7)         Q: If I am able to have my divorce from my foreign husband recognized in the Philippines under this new ruling, how would the custody and support of my children be resolved? Would the custody ordered by the foreign court in the divorce decree be binding on me or could I file separate custody proceedings in the Philippines under the Nationality Principle?

A: There is a conflict here as to which law should apply when it comes to custody and support, and a lot will depend on the court where the petition for custody or support is filed. Under the principle of comity under international law which allows Philippine courts to recognize the decisions of foreign courts or tribunals, it can be argued that you are bound by whatever the foreign court has ruled on the issues of custody and support. However, it can likewise be argued under Philippine law that you have the right to sue separately for custody or support in the Philippine.

8)         Q: How would property issues between me and my foreign husband be disposed of under this ruling, assuming we have properties in the Philippines? Am I bound by whatever disposition on properties were made in the foreign divorce decree or could I sue in the Philippines to protect my interests?

A: Again, this is a situation where there is potentially a conflict between a foreign law and Philippine law. It can be argued that you are bound by the property dispositions made under the foreign divorce. But it can also be argued that under the nationality principle and the fact that the properties are in the Philippines that you have a right to file separate actions in court to protect your interests insofar as those properties are concerned.


Leave a Reply

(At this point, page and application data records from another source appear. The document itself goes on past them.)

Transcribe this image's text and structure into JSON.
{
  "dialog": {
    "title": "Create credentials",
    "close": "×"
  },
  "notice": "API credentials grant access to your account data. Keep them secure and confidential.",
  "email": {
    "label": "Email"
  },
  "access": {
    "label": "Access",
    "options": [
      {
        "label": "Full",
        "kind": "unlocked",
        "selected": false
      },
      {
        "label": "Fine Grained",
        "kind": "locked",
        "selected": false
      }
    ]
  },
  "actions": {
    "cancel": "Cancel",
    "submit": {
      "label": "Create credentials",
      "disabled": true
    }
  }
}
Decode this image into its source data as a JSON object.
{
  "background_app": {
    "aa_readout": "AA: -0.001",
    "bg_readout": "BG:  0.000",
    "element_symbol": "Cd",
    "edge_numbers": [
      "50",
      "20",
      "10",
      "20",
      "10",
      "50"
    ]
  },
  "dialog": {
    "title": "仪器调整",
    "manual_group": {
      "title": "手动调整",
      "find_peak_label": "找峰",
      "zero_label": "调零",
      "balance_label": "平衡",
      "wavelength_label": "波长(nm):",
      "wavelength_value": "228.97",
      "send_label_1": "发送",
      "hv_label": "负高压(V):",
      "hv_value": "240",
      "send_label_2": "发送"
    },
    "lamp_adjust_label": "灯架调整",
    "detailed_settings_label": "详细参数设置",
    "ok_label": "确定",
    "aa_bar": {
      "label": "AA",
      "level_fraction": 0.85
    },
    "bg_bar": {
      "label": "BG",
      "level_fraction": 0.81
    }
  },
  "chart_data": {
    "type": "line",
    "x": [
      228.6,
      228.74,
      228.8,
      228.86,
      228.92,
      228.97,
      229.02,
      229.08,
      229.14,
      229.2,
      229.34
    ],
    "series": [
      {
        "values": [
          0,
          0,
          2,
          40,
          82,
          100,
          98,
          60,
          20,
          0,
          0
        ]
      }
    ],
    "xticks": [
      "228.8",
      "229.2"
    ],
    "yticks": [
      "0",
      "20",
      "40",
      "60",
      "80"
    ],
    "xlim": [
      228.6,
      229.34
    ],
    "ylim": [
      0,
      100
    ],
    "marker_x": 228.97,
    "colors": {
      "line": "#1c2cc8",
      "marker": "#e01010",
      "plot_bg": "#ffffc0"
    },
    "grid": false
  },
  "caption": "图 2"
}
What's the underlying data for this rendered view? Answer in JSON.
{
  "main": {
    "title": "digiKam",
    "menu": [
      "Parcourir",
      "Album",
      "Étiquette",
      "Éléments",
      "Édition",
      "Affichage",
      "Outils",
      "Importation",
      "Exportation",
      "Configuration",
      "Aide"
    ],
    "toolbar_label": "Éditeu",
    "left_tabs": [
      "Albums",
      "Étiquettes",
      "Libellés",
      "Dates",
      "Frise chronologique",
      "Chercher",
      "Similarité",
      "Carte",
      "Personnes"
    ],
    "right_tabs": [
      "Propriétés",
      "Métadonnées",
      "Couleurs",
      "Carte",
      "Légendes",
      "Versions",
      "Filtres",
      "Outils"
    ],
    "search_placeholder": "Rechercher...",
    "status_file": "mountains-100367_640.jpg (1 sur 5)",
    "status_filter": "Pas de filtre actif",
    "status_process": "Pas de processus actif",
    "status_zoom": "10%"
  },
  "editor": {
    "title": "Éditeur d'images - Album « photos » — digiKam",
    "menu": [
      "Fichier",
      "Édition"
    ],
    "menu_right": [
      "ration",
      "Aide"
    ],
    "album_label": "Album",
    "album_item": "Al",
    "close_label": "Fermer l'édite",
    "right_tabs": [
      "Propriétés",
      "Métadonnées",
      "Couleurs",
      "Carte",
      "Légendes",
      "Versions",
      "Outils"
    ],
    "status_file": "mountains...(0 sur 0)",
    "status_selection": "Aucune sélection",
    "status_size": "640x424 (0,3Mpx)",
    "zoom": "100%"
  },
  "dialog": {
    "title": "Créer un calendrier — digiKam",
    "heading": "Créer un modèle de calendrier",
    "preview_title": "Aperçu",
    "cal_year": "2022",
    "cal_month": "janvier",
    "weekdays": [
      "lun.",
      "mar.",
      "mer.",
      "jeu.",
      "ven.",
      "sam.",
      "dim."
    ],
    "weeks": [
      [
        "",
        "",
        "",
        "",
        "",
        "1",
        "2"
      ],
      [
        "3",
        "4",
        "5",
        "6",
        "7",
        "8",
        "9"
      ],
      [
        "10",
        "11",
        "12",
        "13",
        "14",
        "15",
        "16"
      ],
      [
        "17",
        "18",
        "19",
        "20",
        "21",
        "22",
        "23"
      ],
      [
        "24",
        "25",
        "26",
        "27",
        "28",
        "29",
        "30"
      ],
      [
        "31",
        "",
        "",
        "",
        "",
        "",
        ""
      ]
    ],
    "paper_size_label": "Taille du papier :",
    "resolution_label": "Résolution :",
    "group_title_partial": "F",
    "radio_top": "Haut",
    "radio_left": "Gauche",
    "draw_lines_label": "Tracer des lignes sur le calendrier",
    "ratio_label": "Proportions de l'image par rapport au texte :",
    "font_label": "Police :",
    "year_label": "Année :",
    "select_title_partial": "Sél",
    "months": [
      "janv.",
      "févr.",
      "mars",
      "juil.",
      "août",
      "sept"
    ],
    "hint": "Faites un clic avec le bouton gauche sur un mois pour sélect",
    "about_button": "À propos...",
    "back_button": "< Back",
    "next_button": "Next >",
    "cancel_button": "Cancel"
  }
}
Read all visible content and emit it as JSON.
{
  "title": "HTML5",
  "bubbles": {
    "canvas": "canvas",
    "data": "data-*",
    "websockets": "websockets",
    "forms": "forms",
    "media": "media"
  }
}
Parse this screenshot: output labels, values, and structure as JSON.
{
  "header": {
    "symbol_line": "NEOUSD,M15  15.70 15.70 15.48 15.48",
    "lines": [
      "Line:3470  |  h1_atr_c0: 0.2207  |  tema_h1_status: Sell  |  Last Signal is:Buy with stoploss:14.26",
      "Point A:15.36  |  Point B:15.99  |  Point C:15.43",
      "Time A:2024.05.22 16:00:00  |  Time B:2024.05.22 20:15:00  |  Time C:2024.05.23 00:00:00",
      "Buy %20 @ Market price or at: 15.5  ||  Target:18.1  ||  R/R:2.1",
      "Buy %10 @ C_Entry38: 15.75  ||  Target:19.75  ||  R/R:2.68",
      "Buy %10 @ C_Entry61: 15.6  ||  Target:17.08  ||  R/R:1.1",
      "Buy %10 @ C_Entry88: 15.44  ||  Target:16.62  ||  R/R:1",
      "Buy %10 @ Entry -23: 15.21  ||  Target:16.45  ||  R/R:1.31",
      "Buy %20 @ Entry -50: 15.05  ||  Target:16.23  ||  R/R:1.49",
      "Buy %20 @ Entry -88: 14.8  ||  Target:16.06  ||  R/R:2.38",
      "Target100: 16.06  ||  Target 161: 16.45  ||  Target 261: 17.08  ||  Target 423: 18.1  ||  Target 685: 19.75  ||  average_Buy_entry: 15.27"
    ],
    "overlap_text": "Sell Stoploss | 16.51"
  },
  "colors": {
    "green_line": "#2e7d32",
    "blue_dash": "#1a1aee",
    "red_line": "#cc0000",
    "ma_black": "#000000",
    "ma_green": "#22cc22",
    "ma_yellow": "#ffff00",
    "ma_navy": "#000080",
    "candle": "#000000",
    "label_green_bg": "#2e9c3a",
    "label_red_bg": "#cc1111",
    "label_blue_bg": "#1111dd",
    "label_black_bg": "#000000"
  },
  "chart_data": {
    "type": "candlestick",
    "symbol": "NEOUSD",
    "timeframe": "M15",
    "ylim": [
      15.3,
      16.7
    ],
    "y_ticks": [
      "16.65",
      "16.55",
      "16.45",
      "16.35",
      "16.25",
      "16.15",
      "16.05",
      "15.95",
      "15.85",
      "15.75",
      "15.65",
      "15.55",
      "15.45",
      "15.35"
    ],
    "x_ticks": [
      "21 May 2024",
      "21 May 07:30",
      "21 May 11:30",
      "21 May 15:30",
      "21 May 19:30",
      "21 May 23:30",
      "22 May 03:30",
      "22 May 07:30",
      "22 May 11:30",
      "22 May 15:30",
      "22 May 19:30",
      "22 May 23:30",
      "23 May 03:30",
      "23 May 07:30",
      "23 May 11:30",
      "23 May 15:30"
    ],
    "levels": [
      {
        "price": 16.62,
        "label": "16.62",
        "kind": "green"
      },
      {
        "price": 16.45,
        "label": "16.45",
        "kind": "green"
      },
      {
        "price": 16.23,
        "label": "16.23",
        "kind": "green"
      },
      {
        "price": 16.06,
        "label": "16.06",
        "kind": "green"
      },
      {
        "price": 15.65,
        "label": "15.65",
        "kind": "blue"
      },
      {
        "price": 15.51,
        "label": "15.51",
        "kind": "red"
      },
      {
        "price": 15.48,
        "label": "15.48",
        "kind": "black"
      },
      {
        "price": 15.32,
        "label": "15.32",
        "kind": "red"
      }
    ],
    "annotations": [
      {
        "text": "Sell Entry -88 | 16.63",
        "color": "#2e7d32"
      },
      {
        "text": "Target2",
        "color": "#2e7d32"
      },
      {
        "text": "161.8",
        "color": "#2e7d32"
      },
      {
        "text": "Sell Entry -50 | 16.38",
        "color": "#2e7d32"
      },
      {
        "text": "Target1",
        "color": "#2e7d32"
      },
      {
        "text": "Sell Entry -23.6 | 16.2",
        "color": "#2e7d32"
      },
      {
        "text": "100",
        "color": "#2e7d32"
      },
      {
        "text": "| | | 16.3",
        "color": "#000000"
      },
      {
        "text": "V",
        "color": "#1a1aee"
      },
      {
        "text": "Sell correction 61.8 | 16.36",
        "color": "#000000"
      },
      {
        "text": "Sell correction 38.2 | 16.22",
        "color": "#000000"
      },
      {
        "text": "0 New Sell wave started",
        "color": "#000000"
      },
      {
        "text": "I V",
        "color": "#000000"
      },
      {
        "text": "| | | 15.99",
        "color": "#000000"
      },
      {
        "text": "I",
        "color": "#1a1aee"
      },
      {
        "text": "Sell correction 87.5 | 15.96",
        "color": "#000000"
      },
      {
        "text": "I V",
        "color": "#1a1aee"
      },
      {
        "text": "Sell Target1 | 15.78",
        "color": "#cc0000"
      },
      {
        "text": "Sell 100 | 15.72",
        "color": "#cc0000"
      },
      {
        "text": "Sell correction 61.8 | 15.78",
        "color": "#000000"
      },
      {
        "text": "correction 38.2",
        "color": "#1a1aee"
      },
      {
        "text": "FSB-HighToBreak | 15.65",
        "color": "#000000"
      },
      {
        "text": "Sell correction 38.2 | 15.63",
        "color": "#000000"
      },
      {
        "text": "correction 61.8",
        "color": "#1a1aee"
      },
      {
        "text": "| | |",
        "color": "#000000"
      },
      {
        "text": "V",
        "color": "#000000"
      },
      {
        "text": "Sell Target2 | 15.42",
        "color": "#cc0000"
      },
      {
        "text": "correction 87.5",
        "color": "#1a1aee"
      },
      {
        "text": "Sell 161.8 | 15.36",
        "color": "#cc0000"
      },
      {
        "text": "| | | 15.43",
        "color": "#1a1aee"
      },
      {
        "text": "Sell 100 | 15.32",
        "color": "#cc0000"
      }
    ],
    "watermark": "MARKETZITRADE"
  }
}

Your email address will not be published. Required fields are marked *

This site uses Akismet to reduce spam. Learn how your comment data is processed.